            At odds with this very modern man of the 1890’s, he is also comfortable with all things traditionally Victorian. He defers to Art as Lord Godalming; as is only proper given their different stations. While Seward is a doctor with a very respectable post at his hospital, Art is still nobility and is treated as such by Seward. When faced with a medical problem that he is at a loss to explain with modern treatments, he defers to his mentor, Dr. Van Helsing, who relies as much on myth and folklore as medical procedures like blood transfusions.  Van Helsing represents the old world and is juxtaposed against the new world that Seward embraces. And, although he is proud of his modernity, he also always acts like a proper British gentleman when it comes to the woman in the novel. To save Art’s feelings and Lucy’s honor, he conspires with Van Helsing to lie about having transfused Lucy and to also cover up the death of Lucy’s mother, respectively (137). He is always polite and respectful to Mina, and his treatment of her is both brotherly and paternal.
            At the climax of the novel, as the foursome of heroes converge on the gypsies carrying Dracula to his castle, the majority of the action focuses on Jonathon, who is driven by his need to avenge his beloved Mina, and Quincey, who strikes the killing blow to Dracula. Art and Seward are reduced to standing guard over the gypsies with their rifles. However, this course of action does not in any way change the importance of Jack Seward to the novel. While the wild American and the wronged husband strike the final deathblows, Jack Seward upholds the traditionally Victorian values the so perfectly personified throughout. While he is a man of science and seeming frailty, he is in fact anything but. Seward faced the danger bravely and with stereotypical British resolve. He followed the lead of the others, and proves critical in stopping the threat that was Dracula.

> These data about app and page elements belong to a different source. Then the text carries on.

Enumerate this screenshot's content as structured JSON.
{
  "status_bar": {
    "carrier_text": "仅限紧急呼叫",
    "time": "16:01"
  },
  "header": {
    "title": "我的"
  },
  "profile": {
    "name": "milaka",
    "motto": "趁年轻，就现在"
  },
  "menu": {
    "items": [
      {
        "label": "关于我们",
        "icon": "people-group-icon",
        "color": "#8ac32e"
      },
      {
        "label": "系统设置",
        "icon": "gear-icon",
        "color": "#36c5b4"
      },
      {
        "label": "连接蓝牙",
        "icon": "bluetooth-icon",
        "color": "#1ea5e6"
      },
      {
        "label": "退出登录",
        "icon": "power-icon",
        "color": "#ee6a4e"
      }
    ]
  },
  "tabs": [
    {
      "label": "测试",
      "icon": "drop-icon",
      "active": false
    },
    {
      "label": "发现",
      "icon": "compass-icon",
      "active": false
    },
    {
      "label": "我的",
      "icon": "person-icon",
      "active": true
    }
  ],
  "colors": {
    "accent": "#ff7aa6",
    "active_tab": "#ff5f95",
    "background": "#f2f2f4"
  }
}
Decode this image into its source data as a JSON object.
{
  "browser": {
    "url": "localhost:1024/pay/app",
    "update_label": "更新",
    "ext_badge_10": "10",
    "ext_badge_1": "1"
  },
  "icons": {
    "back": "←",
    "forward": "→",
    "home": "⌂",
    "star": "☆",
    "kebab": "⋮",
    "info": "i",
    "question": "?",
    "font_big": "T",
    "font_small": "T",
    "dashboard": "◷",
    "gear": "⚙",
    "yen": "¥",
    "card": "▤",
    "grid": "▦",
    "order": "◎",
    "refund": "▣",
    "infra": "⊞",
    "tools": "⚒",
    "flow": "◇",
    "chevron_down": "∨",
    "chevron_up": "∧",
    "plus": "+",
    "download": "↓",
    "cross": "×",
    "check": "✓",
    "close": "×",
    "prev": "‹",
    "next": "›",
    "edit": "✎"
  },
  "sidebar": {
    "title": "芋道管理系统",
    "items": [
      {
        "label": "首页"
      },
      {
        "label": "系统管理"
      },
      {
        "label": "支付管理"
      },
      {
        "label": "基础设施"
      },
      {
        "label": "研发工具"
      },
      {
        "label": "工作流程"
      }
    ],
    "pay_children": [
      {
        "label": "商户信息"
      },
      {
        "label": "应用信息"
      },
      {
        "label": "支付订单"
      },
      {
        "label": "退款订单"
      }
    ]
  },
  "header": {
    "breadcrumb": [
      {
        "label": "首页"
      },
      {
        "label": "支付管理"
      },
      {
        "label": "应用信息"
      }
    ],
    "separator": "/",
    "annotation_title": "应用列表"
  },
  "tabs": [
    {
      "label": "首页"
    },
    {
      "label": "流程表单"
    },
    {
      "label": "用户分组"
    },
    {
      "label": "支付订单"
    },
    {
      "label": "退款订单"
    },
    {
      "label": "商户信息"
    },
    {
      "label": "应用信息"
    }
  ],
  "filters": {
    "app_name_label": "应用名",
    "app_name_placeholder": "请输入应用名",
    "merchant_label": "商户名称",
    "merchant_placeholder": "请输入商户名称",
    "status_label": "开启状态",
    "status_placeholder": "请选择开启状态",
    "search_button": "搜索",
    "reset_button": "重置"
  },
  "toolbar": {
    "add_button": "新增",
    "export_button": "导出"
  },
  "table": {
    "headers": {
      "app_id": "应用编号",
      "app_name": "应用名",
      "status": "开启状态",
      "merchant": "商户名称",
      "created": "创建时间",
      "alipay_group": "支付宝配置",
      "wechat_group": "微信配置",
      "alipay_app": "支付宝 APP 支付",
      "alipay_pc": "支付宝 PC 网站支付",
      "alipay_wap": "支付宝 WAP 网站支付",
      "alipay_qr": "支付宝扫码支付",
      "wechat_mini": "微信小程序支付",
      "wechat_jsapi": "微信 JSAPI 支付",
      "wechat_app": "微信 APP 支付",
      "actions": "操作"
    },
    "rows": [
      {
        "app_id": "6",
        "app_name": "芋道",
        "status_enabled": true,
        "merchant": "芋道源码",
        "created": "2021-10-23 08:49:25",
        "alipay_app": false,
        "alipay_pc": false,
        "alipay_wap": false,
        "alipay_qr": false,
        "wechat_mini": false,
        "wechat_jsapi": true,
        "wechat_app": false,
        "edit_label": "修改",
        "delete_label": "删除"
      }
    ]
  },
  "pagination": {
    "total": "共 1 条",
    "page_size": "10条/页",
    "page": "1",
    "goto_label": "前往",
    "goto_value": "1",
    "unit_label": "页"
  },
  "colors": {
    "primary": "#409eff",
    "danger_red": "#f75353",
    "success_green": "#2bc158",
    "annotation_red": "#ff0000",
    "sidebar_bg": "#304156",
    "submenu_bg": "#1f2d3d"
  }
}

            Quincey and Art had spent time with him in dangerous situations – as evidenced by the hints peppered throughout the novel by Stoker – and they trusted him to be there as he had in the past. That trust in his backbone and strength, and the manner of man Seward was, was critical in their triumph of good over evil… and the redemption of Mina. By extension, Jack was a critical piece in saving Mina. Additionally, he was an exemplification of both traditional Victorian values, and the emerging cultural, scientific, and social changes that were on the horizon for England. 

Work Cited:
Stoker, Bram. Dracula: Norton Critical Edition. Ed. Auerbach, Nina and Skal, David J.  New York.    W.W. Norton and Co. 1997. Print.